Sahil Inaganti of Pennsylvania and Andrew Furman of Delaware stood beside each other on the stage at Marymount University Saturday night, waiting for the votes to be tallied in their race to become president pro tempore of Boys Nation 2018.
Forty-nine votes for Inaganti and 49 for Furman.
After nine ballots had narrowed a field of 14 candidates down to two, it would take a 10th vote to finally decide the first election of the 72nd edition of the American Legion Boys Nation program.
“Absolutely, it’s just shock,” Inaganti said after edging Furman 49-48 in a second vote.
Inaganti, representing the Nationalist party, was the top vote-getter after the first ballot, but Furman, also a Nationalist, surged ahead on the second ballot as 20 members of his section, Adams, cast their votes for him.
Inaganti was elected president pro tem at Keystone Boys State, so he was familiar with the office’s duties.
“I enjoyed that quite a bit because I was able to interact with people more than if I had been elected governor or if I had been elected to the judiciary. So being able to interact with a larger portion of the people present, that was one of the most important things coming into this,” Inaganti said. “I know just before coming to Boys Nation, it’s called ‘a week that shapes a lifetime.’ I think beyond the positions we earn, it’s the relationships that we make, and I think becoming president pro tem allows you to make possibly even more relationships than you would in other positions.”
Inaganti wants to build those bipartisan relationships that he sees lacking across the nation.

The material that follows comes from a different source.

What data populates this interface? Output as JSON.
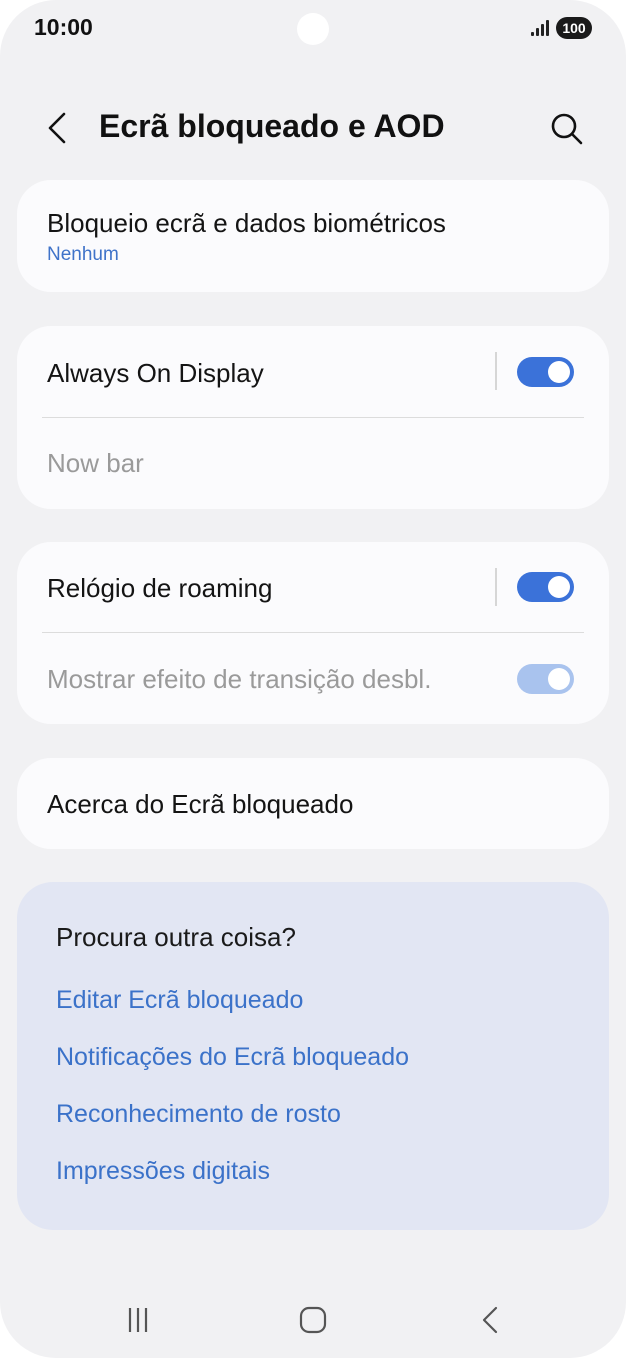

“I mentioned this in my campaign speech, ensuring everyone has a chance to speak and is able to contribute to discussion because I think that’s one of the biggest problems facing our nation is that people aren’t willing to listen to both sides of the aisle, to listen to things they might disagree with, and as pro tem I think I have a unique position. I’m able to give voice to others, to allow their viewpoints to be heard as well,” he said.
As president pro tempore, Inaganti will preside over the senate until a vice president is elected on Tuesday.
Also on Saturday, the Boys Nation senate elected Nationalist Hap Waddell of Kansas secretary of the senate. He outlasted a field of six candidates for the position, which maintains the journal of the Boys Nation senate.
“I didn’t want to run for pro tempore but I wanted to do something that I thought I would be good at. And although I have never officially been a secretary of an officially recognized club, I think that I will be able to put in enough work to be one of the best that we have,” Waddell said.
At Kansas Boys State, Waddell served as the majority whip and said one of his favorite parts of the experience was “connecting with both sides of the aisle.”
“Like I said in my (campaign) speech, I’m from the middle of nowhere, so the viewpoints available to me are quite limited. Being able to meet with people from California and Oregon and either of the coasts, that’s an amazing opportunity that I wouldn’t have had otherwise,” he said. “I think bipartisanship will be very important (here at Boys Nation). I also think that we’re at least on the right path. … Everyone seems to be at least very accepting and willing to have a discussion if they do disagree.”
More from Saturday
The senators took their oath of office and officially began submitting their bills and resolutions. That legislation can be tracked online at www.legion.org/boysnation/legislation.
The senators also received their committee assignments and met in committee for the first time. One committee covers bills that in the U.S. Senate would be assigned to the Agriculture, Nutrition, Forestry, Appropriations, Armed Services, Banking, and Housing and Urban Development committees; a second covers Budget, Commerce, Science, Transportation, Energy and Natural Resources issues; the third addresses all bills assigned to the Environment, Public Works, Finance, Foreign Relations, Government Affairs, Indian Affairs, and Intelligence committees; and the fourth considers Judiciary, Rules, Veterans Affairs, Health, Education, Labor, Pensions, Small Business, Ethics, and Aging. Committee chairmen are Federalist Ruben Banks of Mississippi, Federalist Joe Pitts of Arizona, Nationalist Ashwin Bindra of New Jersey, and Federalist Aabid Razvi of Texas.
Party chairmen were elected at party conventions, with Federalist Mark McAllister of Kansas and Nationalist Gian Zaninelli of Mississippi earning their respective party nods.
Representatives from C-SPAN talked to the senators about the network, including details on the annual student video documentary competition, StudentCam. The 2019 competition theme is “What does it mean to be an American?”, with students in grades 6-12 encouraged to choose a constitutional right, national characteristic or historic event and explain how it defines the American experience.
“I think that’s going to inform these men that partisanship isn’t always a solution, you have to have compromise. We had a massive field coming into this, but we narrowed it down through compromise. That’s a valuable lesson that everyone is able to take away from this.” – president pro tempore Sahil Inaganti, after winning election by one vote.